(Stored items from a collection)
--
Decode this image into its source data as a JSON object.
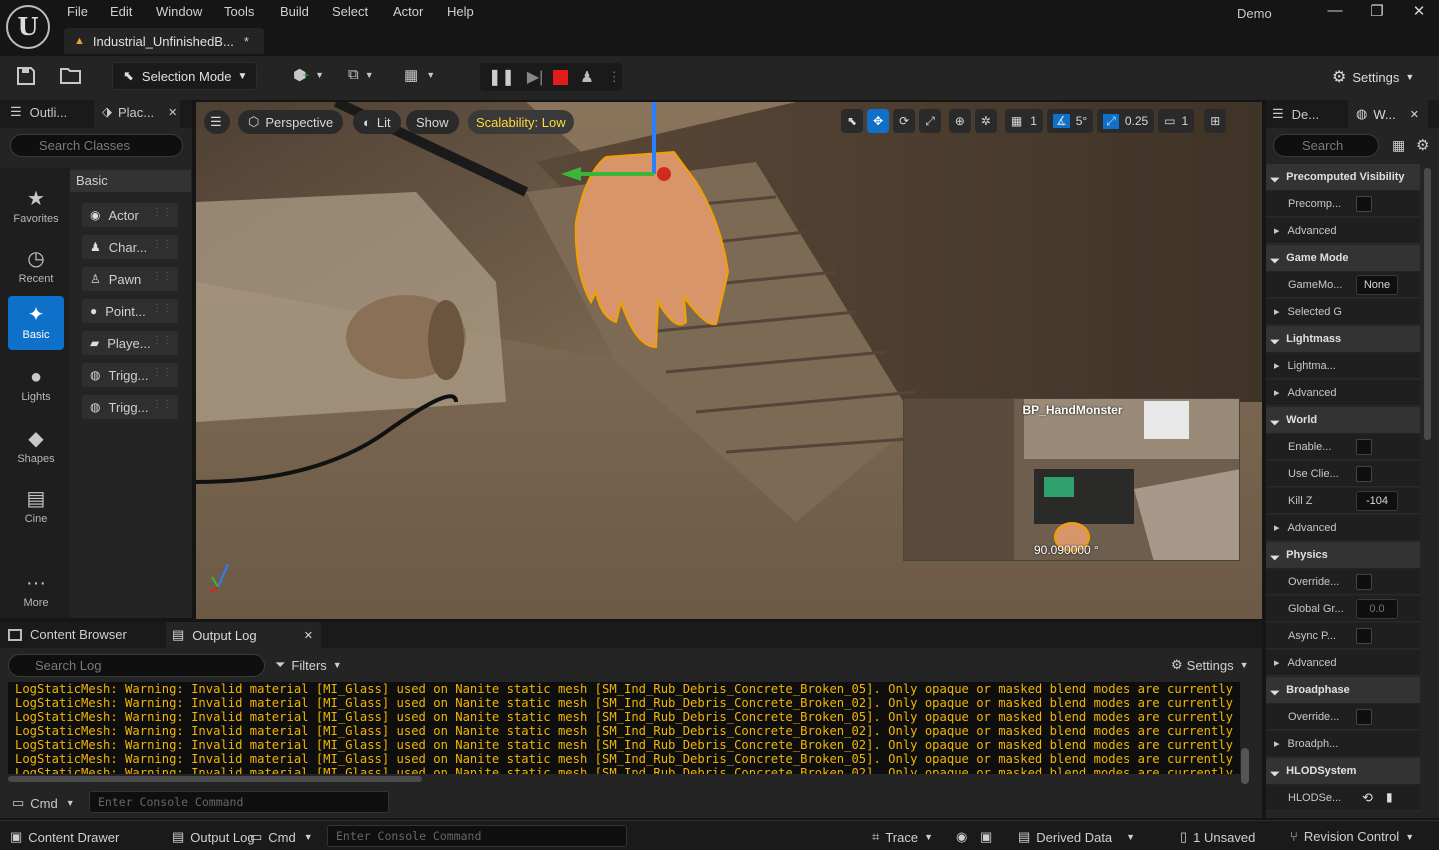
{
  "app": {
    "project_tab": "Industrial_UnfinishedB...",
    "project_tab_modified": "*",
    "window_user": "Demo",
    "logo": "U"
  },
  "menu": [
    "File",
    "Edit",
    "Window",
    "Tools",
    "Build",
    "Select",
    "Actor",
    "Help"
  ],
  "window_controls": {
    "minimize": "—",
    "restore": "❐",
    "close": "✕"
  },
  "toolbar": {
    "save_icon": "save-icon",
    "selection_mode": "Selection Mode",
    "settings": "Settings"
  },
  "left_tabs": {
    "outliner": "Outli...",
    "place": "Plac..."
  },
  "place": {
    "search_placeholder": "Search Classes",
    "categories": [
      {
        "label": "Favorites",
        "icon": "star-icon",
        "glyph": "★"
      },
      {
        "label": "Recent",
        "icon": "clock-icon",
        "glyph": "◷"
      },
      {
        "label": "Basic",
        "icon": "shapes-icon",
        "glyph": "✦",
        "active": true
      },
      {
        "label": "Lights",
        "icon": "bulb-icon",
        "glyph": "●"
      },
      {
        "label": "Shapes",
        "icon": "cube-icon",
        "glyph": "◆"
      },
      {
        "label": "Cine",
        "icon": "clapper-icon",
        "glyph": "▤"
      },
      {
        "label": "More",
        "icon": "more-icon",
        "glyph": "···"
      }
    ],
    "group": "Basic",
    "items": [
      {
        "label": "Actor",
        "glyph": "◉"
      },
      {
        "label": "Char...",
        "glyph": "♟"
      },
      {
        "label": "Pawn",
        "glyph": "♙"
      },
      {
        "label": "Point...",
        "glyph": "●"
      },
      {
        "label": "Playe...",
        "glyph": "▰"
      },
      {
        "label": "Trigg...",
        "glyph": "◍"
      },
      {
        "label": "Trigg...",
        "glyph": "◍"
      }
    ]
  },
  "viewport": {
    "perspective": "Perspective",
    "lit": "Lit",
    "show": "Show",
    "scalability": "Scalability: Low",
    "grid_value": "1",
    "angle_value": "5°",
    "scale_value": "0.25",
    "camera_value": "1",
    "pip_title": "BP_HandMonster",
    "pip_value": "90.090000 °"
  },
  "bottom": {
    "content_browser": "Content Browser",
    "output_log": "Output Log",
    "search_placeholder": "Search Log",
    "filters": "Filters",
    "settings": "Settings",
    "log_lines": [
      "LogStaticMesh: Warning: Invalid material [MI_Glass] used on Nanite static mesh [SM_Ind_Rub_Debris_Concrete_Broken_05]. Only opaque or masked blend modes are currently supporte",
      "LogStaticMesh: Warning: Invalid material [MI_Glass] used on Nanite static mesh [SM_Ind_Rub_Debris_Concrete_Broken_02]. Only opaque or masked blend modes are currently supporte",
      "LogStaticMesh: Warning: Invalid material [MI_Glass] used on Nanite static mesh [SM_Ind_Rub_Debris_Concrete_Broken_05]. Only opaque or masked blend modes are currently supporte",
      "LogStaticMesh: Warning: Invalid material [MI_Glass] used on Nanite static mesh [SM_Ind_Rub_Debris_Concrete_Broken_02]. Only opaque or masked blend modes are currently supporte",
      "LogStaticMesh: Warning: Invalid material [MI_Glass] used on Nanite static mesh [SM_Ind_Rub_Debris_Concrete_Broken_02]. Only opaque or masked blend modes are currently supporte",
      "LogStaticMesh: Warning: Invalid material [MI_Glass] used on Nanite static mesh [SM_Ind_Rub_Debris_Concrete_Broken_05]. Only opaque or masked blend modes are currently supporte",
      "LogStaticMesh: Warning: Invalid material [MI_Glass] used on Nanite static mesh [SM_Ind_Rub_Debris_Concrete_Broken_02]. Only opaque or masked blend modes are currently supporte"
    ],
    "cmd": "Cmd",
    "console_placeholder": "Enter Console Command"
  },
  "status": {
    "content_drawer": "Content Drawer",
    "output_log": "Output Log",
    "cmd": "Cmd",
    "console_placeholder": "Enter Console Command",
    "trace": "Trace",
    "derived_data": "Derived Data",
    "unsaved": "1 Unsaved",
    "revision_control": "Revision Control"
  },
  "right": {
    "tab_details": "De...",
    "tab_world": "W...",
    "search_placeholder": "Search",
    "sections": [
      {
        "title": "Precomputed Visibility",
        "props": [
          {
            "label": "Precomp...",
            "type": "check"
          },
          {
            "label": "Advanced",
            "type": "adv"
          }
        ]
      },
      {
        "title": "Game Mode",
        "props": [
          {
            "label": "GameMo...",
            "type": "value",
            "value": "None"
          },
          {
            "label": "Selected G",
            "type": "adv"
          }
        ]
      },
      {
        "title": "Lightmass",
        "props": [
          {
            "label": "Lightma...",
            "type": "adv"
          },
          {
            "label": "Advanced",
            "type": "adv"
          }
        ]
      },
      {
        "title": "World",
        "props": [
          {
            "label": "Enable...",
            "type": "check"
          },
          {
            "label": "Use Clie...",
            "type": "check"
          },
          {
            "label": "Kill Z",
            "type": "value",
            "value": "-104"
          },
          {
            "label": "Advanced",
            "type": "adv"
          }
        ]
      },
      {
        "title": "Physics",
        "props": [
          {
            "label": "Override...",
            "type": "check"
          },
          {
            "label": "Global Gr...",
            "type": "value",
            "value": "0.0",
            "dim": true
          },
          {
            "label": "Async P...",
            "type": "check"
          },
          {
            "label": "Advanced",
            "type": "adv"
          }
        ]
      },
      {
        "title": "Broadphase",
        "props": [
          {
            "label": "Override...",
            "type": "check"
          },
          {
            "label": "Broadph...",
            "type": "adv"
          }
        ]
      },
      {
        "title": "HLODSystem",
        "props": [
          {
            "label": "HLODSe...",
            "type": "icons"
          }
        ]
      }
    ]
  }
}
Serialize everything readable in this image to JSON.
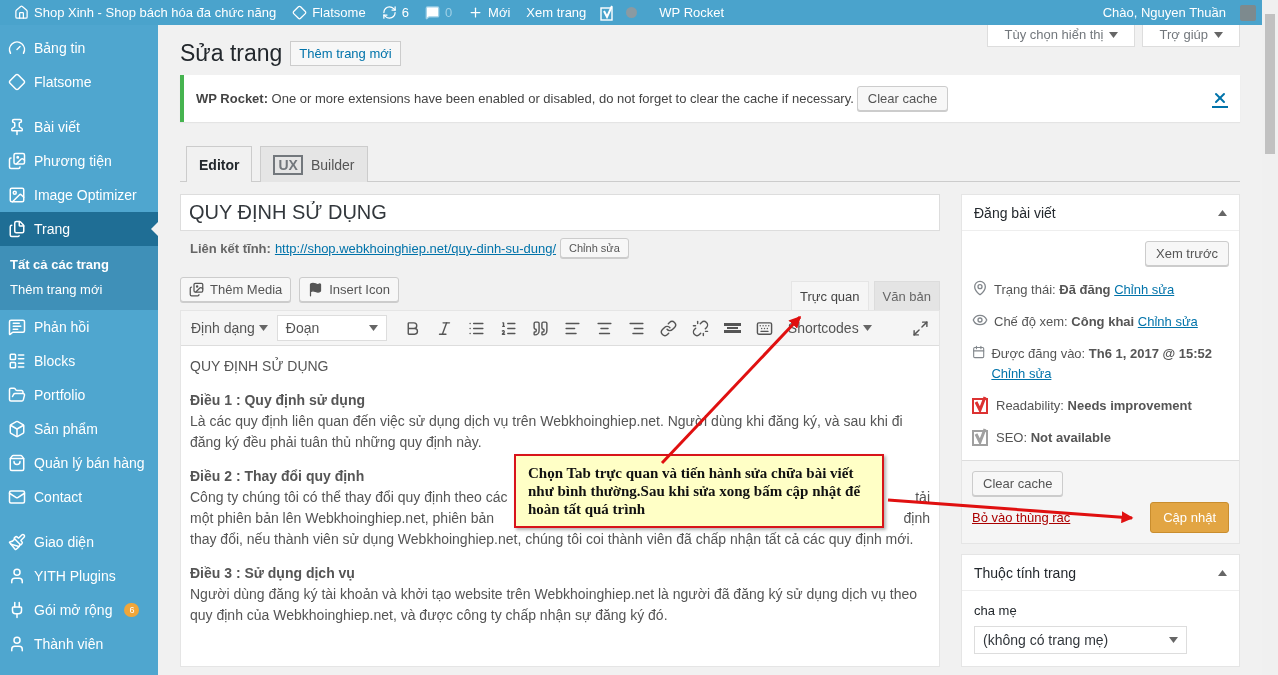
{
  "admin_bar": {
    "items": [
      {
        "kind": "site",
        "label": "Shop Xinh - Shop bách hóa đa chức năng"
      },
      {
        "kind": "theme",
        "label": "Flatsome"
      },
      {
        "kind": "updates",
        "label": "6"
      },
      {
        "kind": "comments",
        "label": "0"
      },
      {
        "kind": "new",
        "label": "Mới"
      },
      {
        "kind": "view",
        "label": "Xem trang"
      },
      {
        "kind": "seo"
      },
      {
        "kind": "status"
      },
      {
        "kind": "text",
        "label": "WP Rocket"
      }
    ],
    "greeting": "Chào, Nguyen Thuần"
  },
  "sidebar": {
    "groups": [
      [
        {
          "label": "Bảng tin",
          "selected": false
        },
        {
          "label": "Flatsome",
          "selected": false
        }
      ],
      [
        {
          "label": "Bài viết",
          "selected": false
        },
        {
          "label": "Phương tiện",
          "selected": false
        },
        {
          "label": "Image Optimizer",
          "selected": false
        },
        {
          "label": "Trang",
          "selected": true,
          "children": [
            {
              "label": "Tất cả các trang",
              "selected": true
            },
            {
              "label": "Thêm trang mới",
              "selected": false
            }
          ]
        },
        {
          "label": "Phản hồi",
          "selected": false
        },
        {
          "label": "Blocks",
          "selected": false
        },
        {
          "label": "Portfolio",
          "selected": false
        },
        {
          "label": "Sản phẩm",
          "selected": false
        },
        {
          "label": "Quản lý bán hàng",
          "selected": false
        },
        {
          "label": "Contact",
          "selected": false
        }
      ],
      [
        {
          "label": "Giao diện",
          "selected": false
        },
        {
          "label": "YITH Plugins",
          "selected": false
        },
        {
          "label": "Gói mở rộng",
          "selected": false,
          "badge": "6"
        },
        {
          "label": "Thành viên",
          "selected": false
        }
      ]
    ]
  },
  "screen_tabs": [
    "Tùy chọn hiển thị",
    "Trợ giúp"
  ],
  "page_title": "Sửa trang",
  "add_new": "Thêm trang mới",
  "notice": {
    "text": "**WP Rocket:** One or more extensions have been enabled or disabled, do not forget to clear the cache if necessary.",
    "button": "Clear cache"
  },
  "editor_tabs": [
    {
      "label": "Editor",
      "selected": true
    },
    {
      "badge": "UX",
      "label": "Builder",
      "selected": false
    }
  ],
  "post_title": "QUY ĐỊNH SỬ DỤNG",
  "permalink": {
    "label": "Liên kết tĩnh:",
    "url": "http://shop.webkhoinghiep.net/quy-dinh-su-dung/",
    "button": "Chỉnh sửa"
  },
  "media_buttons": [
    {
      "kind": "media",
      "label": "Thêm Media"
    },
    {
      "kind": "icon",
      "label": "Insert Icon"
    }
  ],
  "mode_tabs": [
    {
      "label": "Trực quan",
      "selected": true
    },
    {
      "label": "Văn bản",
      "selected": false
    }
  ],
  "toolbar": {
    "format": "Định dạng",
    "block": "Đoạn",
    "shortcodes": "Shortcodes"
  },
  "content": {
    "heading": "QUY ĐỊNH SỬ DỤNG",
    "sections": [
      {
        "kind": "text",
        "title": "Điều 1 : Quy định sử dụng",
        "text": "Là các quy định liên quan đến việc sử dụng dịch vụ trên Webkhoinghiep.net. Người dùng khi đăng ký, và sau khi đi đăng ký đều phải tuân thủ những quy định này."
      },
      {
        "kind": "covered",
        "title": "Điều 2 : Thay đổi quy định",
        "covered_lines": [
          {
            "left": "Công ty chúng tôi có thể thay đổi quy định theo các",
            "right": "tải"
          },
          {
            "left": "một phiên bản lên Webkhoinghiep.net, phiên bản",
            "right": "định"
          }
        ],
        "text": "thay đổi, nếu thành viên sử dụng Webkhoinghiep.net, chúng tôi coi thành viên đã chấp nhận tất cả các quy định mới."
      },
      {
        "kind": "text",
        "title": "Điều 3 : Sử dụng dịch vụ",
        "text": "Người dùng đăng ký tài khoản và khởi tạo website trên Webkhoinghiep.net là người đã đăng ký sử dụng dịch vụ theo quy định của Webkhoinghiep.net, và được công ty chấp nhận sự đăng ký đó."
      }
    ]
  },
  "callout": "Chọn Tab trực quan và tiến hành sửa chữa bài viết như bình thường.Sau khi sửa xong bấm cập nhật để hoàn tất quá trình",
  "publish": {
    "title": "Đăng bài viết",
    "preview": "Xem trước",
    "rows": [
      {
        "kind": "status",
        "text": "Trạng thái: **Đã đăng**",
        "link": "Chỉnh sửa"
      },
      {
        "kind": "visibility",
        "text": "Chế độ xem: **Công khai**",
        "link": "Chỉnh sửa"
      },
      {
        "kind": "date",
        "text": "Được đăng vào: **Th6 1, 2017 @ 15:52**",
        "link": "Chỉnh sửa"
      },
      {
        "kind": "yoast",
        "text": "Readability: **Needs improvement**",
        "color": "#dc3232"
      },
      {
        "kind": "yoast",
        "text": "SEO: **Not available**",
        "color": "#a0a0a0"
      }
    ],
    "clear_cache": "Clear cache",
    "trash": "Bỏ vào thùng rác",
    "update": "Cập nhật"
  },
  "attributes": {
    "title": "Thuộc tính trang",
    "parent_label": "cha mẹ",
    "parent_value": "(không có trang mẹ)"
  }
}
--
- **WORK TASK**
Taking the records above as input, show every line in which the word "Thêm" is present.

- **ANSWER FOR THIS EXERCISE**
              "label": "Thêm trang mới",
  "add_new": "Thêm trang mới",
      "label": "Thêm Media"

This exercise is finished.